Fraud Alert: December 15, 2008

Attention real estate practitioners: A variation on the bad cheque scam

December 15, 2008

As you know, many scams are making the rounds and some of them involve fraudulent certified cheques and bank drafts in the real estate context. The Law Society has learned about a new variation of real estate scam that was attempted in another province. The basic scheme works similar to this:

  • Residential property is for sale by the registered owner and a realtor is involved.
  • A Canadian lawyer is contacted by telephone to act for a purchaser.
  • The purchaser is from outside of Canada.
  • The lawyer meets in person with an individual acting on the purchaser’s behalf (e.g. a relative with a power of attorney).
  • The lawyer receives a certified cheque for the purchase amount.
  • The lawyer deposits the cheque into trust.
  • The relative advises the lawyer that the purchaser has passed away and the relative requests that lawyer to quickly return the funds (e.g. by wire transfer).
  • The lawyer transfers the funds to the relative before learning that the certified cheque is fraudulent.

How can you protect yourself?

This scenario should make you suspicious. When you are suspicious, trust your judgment. Do not pay out hastily when it’s not necessary. Just because a client is anxious to get their money does not mean that the pay-out must be right away. Contact your bank to verify a cheque’s authenticity and to confirm that the funds have cleared. This reduces the risk, but may not eliminate the risk completely.
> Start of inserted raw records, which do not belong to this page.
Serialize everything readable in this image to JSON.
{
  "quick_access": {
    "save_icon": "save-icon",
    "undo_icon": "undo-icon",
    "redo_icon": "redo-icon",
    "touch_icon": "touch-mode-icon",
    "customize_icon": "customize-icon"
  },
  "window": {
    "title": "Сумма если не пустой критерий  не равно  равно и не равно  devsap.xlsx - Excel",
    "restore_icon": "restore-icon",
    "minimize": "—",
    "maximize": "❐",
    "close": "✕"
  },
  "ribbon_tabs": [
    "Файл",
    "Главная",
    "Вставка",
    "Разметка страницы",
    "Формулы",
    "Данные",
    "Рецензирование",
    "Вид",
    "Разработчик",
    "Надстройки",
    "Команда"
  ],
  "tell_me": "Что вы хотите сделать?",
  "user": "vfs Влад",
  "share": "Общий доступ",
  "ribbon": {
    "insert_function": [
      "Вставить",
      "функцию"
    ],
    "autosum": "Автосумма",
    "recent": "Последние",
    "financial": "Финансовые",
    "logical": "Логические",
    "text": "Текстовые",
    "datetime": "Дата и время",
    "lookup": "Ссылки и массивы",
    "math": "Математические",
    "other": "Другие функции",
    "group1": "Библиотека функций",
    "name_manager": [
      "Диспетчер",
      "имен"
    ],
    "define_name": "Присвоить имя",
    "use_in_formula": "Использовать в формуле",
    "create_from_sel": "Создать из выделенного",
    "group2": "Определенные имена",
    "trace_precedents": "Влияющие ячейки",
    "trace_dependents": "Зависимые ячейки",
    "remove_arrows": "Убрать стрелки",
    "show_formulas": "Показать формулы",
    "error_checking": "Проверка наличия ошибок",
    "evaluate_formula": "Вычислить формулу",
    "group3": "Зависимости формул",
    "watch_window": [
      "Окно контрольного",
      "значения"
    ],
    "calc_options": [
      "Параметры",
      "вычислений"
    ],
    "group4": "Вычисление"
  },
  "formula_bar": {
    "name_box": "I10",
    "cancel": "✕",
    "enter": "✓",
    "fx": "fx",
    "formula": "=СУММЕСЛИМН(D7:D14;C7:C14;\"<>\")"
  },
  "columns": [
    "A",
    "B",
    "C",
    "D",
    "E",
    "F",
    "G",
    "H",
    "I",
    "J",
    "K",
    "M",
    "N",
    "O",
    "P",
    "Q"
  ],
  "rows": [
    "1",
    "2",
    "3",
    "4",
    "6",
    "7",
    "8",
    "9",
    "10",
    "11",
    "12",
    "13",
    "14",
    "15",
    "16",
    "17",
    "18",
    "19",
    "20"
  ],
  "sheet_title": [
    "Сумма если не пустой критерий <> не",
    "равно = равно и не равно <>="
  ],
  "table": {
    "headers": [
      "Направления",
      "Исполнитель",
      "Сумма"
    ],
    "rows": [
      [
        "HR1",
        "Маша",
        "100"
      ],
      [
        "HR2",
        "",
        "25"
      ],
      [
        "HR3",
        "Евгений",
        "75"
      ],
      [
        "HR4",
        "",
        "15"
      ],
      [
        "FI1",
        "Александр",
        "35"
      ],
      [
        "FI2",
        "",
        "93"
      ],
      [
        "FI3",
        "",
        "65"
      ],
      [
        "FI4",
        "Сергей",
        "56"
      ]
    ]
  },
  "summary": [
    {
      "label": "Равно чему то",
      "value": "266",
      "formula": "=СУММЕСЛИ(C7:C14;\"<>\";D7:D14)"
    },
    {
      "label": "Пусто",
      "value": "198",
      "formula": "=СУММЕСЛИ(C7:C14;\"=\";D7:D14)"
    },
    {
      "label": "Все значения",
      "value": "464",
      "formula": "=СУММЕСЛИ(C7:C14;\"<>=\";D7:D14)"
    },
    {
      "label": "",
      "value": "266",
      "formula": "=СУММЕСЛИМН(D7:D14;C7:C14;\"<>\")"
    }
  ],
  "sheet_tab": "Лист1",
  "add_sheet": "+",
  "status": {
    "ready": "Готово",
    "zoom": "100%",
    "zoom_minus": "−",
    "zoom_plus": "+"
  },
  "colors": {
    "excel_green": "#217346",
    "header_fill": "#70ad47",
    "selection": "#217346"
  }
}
As of December 31, 2008, lawyers are required to comply with the new client identification and verification rules. When a lawyer provides legal services in respect of a financial transaction (as defined in Rule 3-91), including a non-face-to-face transaction, the lawyer must take reasonable steps to verify the identity of the client using what the lawyer reasonably considers to be reliable, independent source documents, data or information. “Client” (as defined in Rule 3-91) includes another party that a lawyer’s client represents or on whose behalf the client otherwise acts in relation to obtaining legal services from the lawyer.

The lawyer must verify the identity of both the attorney and the principal/donor. Since the principal is not in Canada, the lawyer must use an agent to verify the individual’s identity. The lawyer must enter into a written agreement or arrangement with the agent to obtain the required information and attest to the individual’s identity (Rule 3-97).

Taking the above steps will give you some protection but there is more that you can do to protect yourself. See the Law Society’s website for more tips and information on counterfeit scams, and stay tuned for updates in Practice Watch. A list of Law Society publications on these scams is available on the website at Regulation & Insurance/Risk Management/Fraud prevention.

If you think that you have been contacted by a fraudster or would like to discuss how to apply the client identification and verification rules, you are welcome to contact Barbara Buchanan, Practice Advisor, Conduct & Ethics, at 604 697 5816 or